Adam’s tireless work to raise awareness does not stop there, as he has also made his presence felt in the media, both on the small screen and the big screen. As well as having appeared on Channel 4’s The Undateables in the UK, Adam also stars alongside Scarlett Johansson in Jonathan Glazer’s 2014 science fiction film, Under the Skin. He has also previously worked for the BBC.

In addition to this, Adam also developed, casted and presented Channel 4’s Beauty and the Beast – The Ugly Face of Prejudice, which not only provided insight and highlighted certain issues surrounding prejudice towards facial disfigurement, but also sparked debate within the UK on an issue which might not have otherwise been recognised.

Adam also does a great deal to highlight his own condition of neurofibromatosis, which affects one in every 2,300 people. He feels this is important due to the fact that although the condition is as common as cystic fibrosis, it is still relatively unheard of. His desire to highlight this condition has seen him work very closely with Dr Carly Jim at Manchester Metropolitan University to help raise awareness in wider society and to also make life easier for people who suffer from the condition.

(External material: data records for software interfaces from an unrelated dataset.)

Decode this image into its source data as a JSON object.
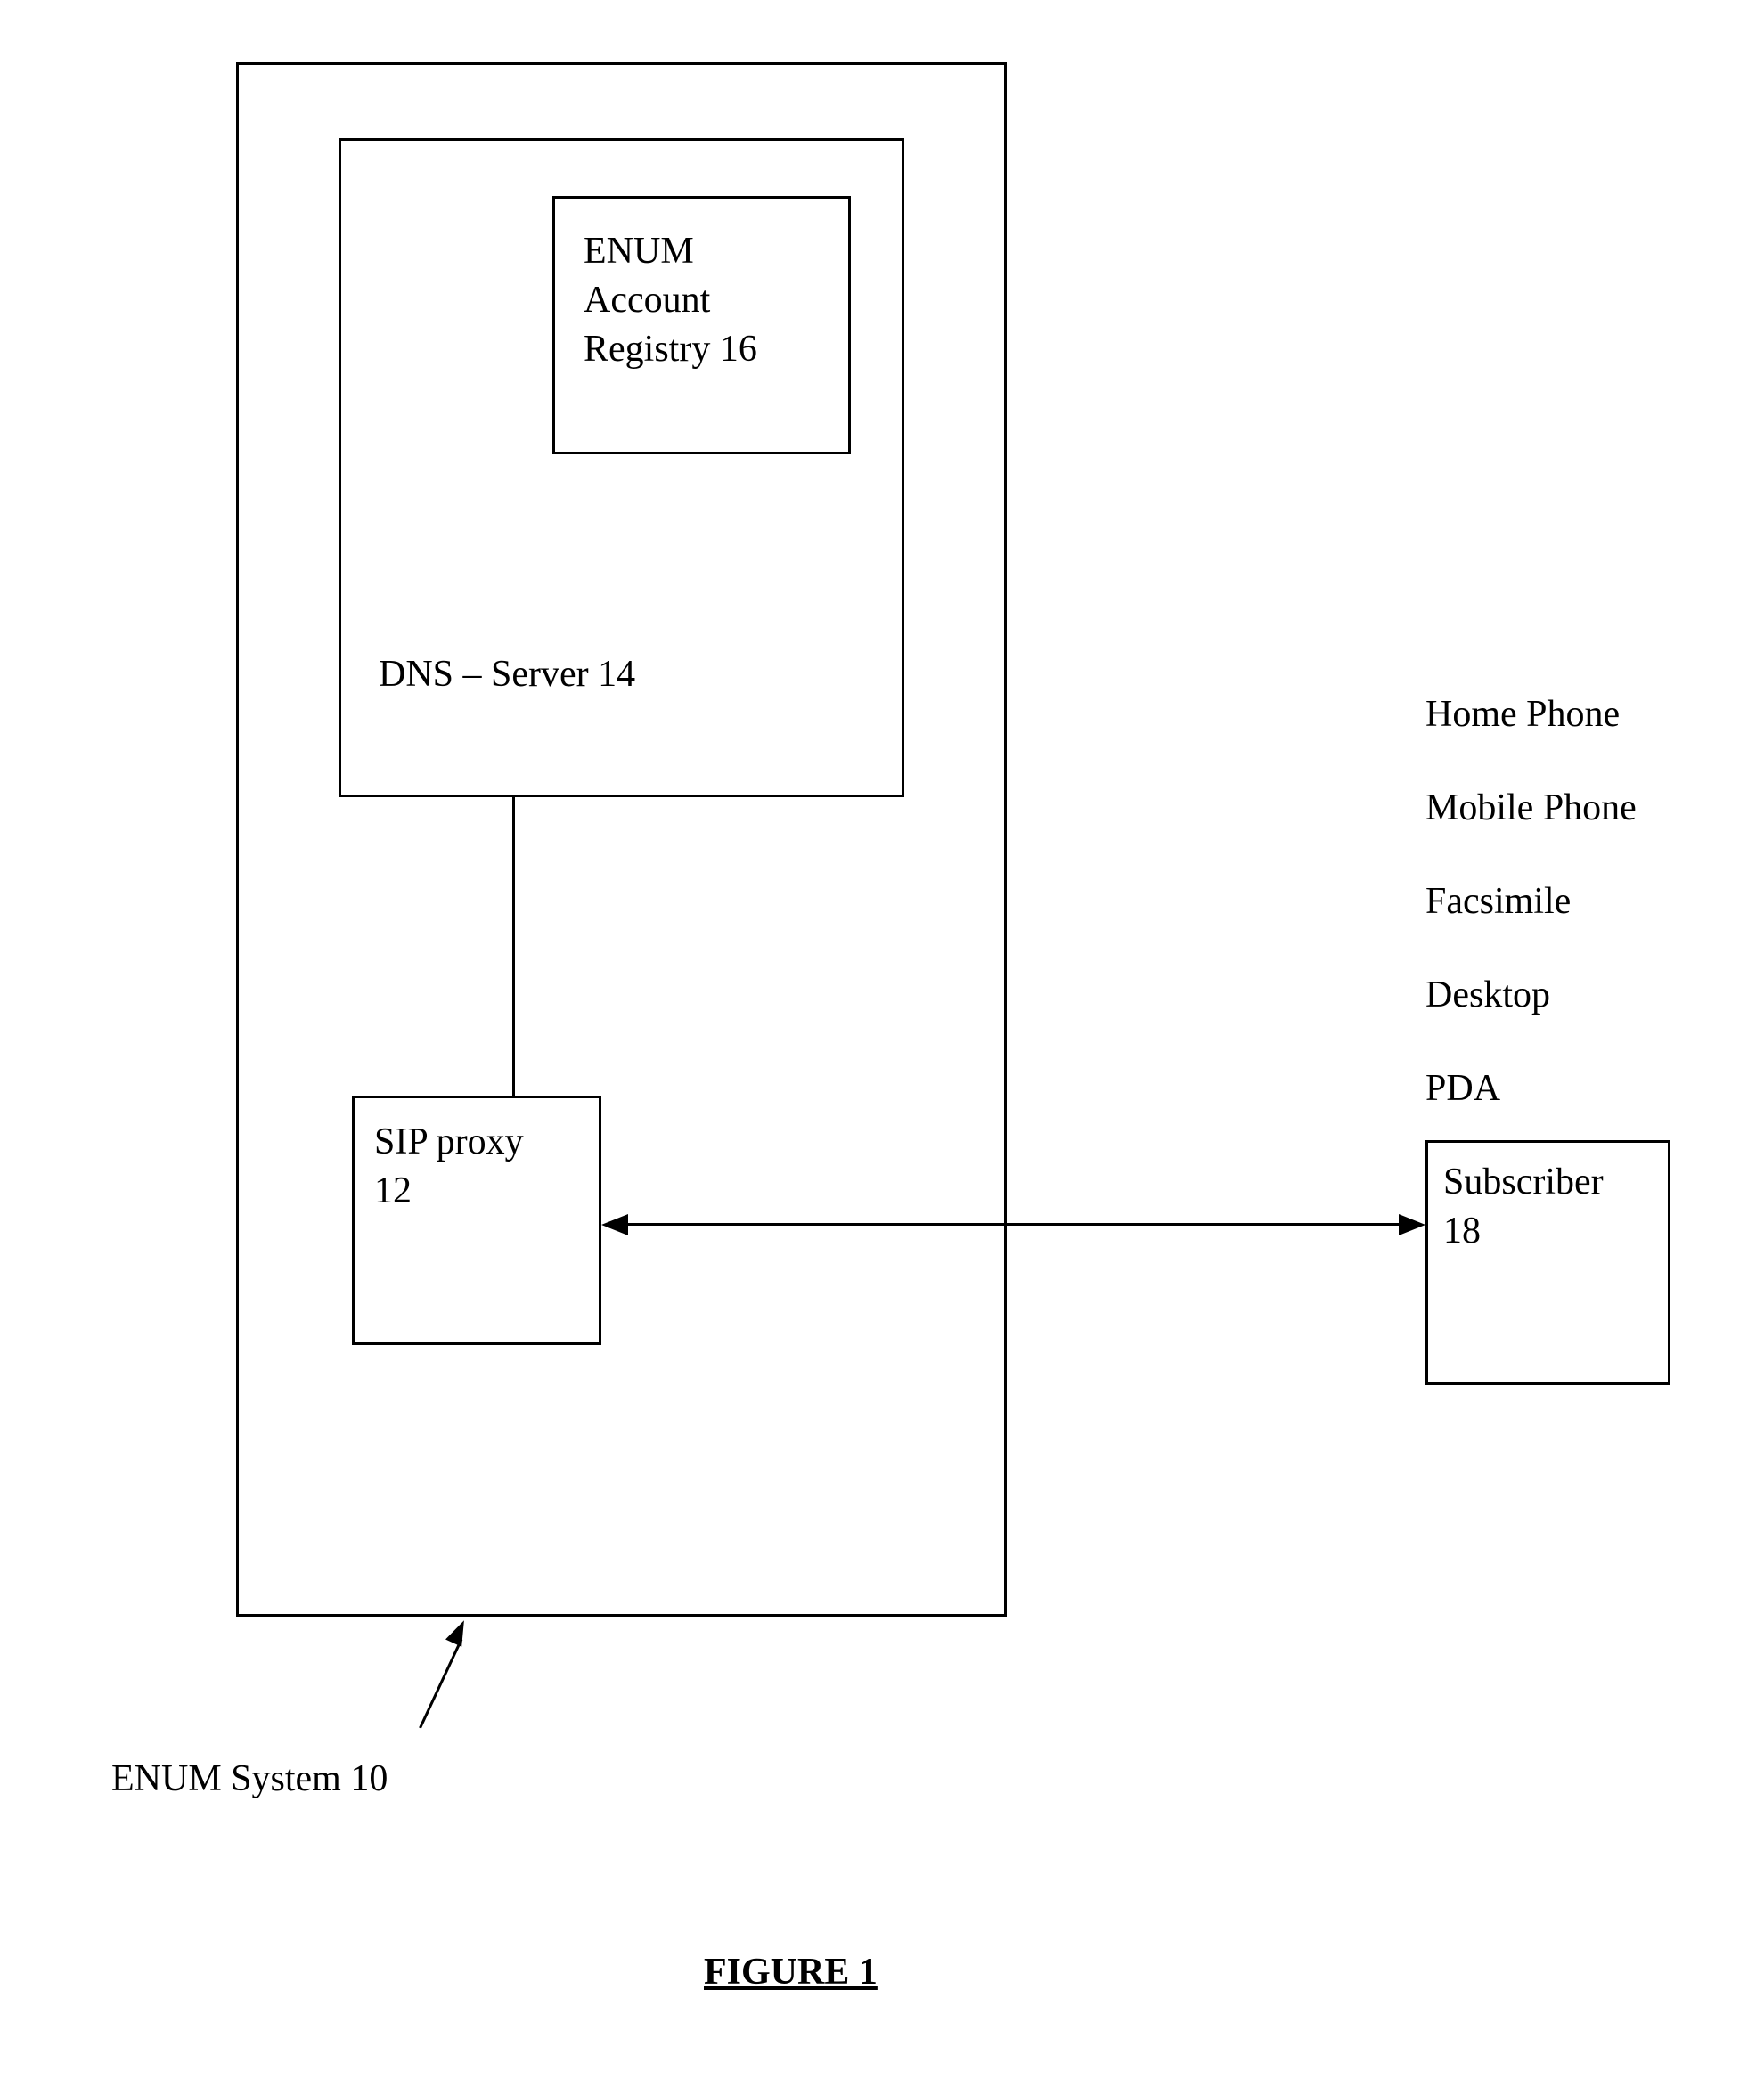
{
  "enum_system": {
    "label": "ENUM System 10",
    "dns_server": {
      "label": "DNS – Server 14",
      "registry": {
        "line1": "ENUM",
        "line2": "Account",
        "line3": "Registry 16"
      }
    },
    "sip_proxy": {
      "line1": "SIP proxy",
      "line2": "12"
    }
  },
  "subscriber": {
    "line1": "Subscriber",
    "line2": "18"
  },
  "devices": {
    "home_phone": "Home Phone",
    "mobile_phone": "Mobile Phone",
    "facsimile": "Facsimile",
    "desktop": "Desktop",
    "pda": "PDA"
  },
  "figure_title": "FIGURE 1"
}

Such work allows people with neurofibromatosis to know that they are not alone and that they have a support network to fall back on.

Perhaps the most impressive thing of all is that Adam has managed to fit so much in between all of this. As well as obtaining a BA degree in Business Management and graduating from the University of Brighton in 2004, he has also undergone a staggering 31 operations.

Despite all of this, Adam has gone on to earn recognition for the awareness that he has raised, having been honoured with a RADAR Award for his work on iFace (Changing Faces’ young peoples’ website) and a Diana Award for his contribution to Changing Faces’ anti-bullying initiatives.

Adam has received over 300 nominations for the Positive Role Model Disability award at the upcoming National Diversity Awards.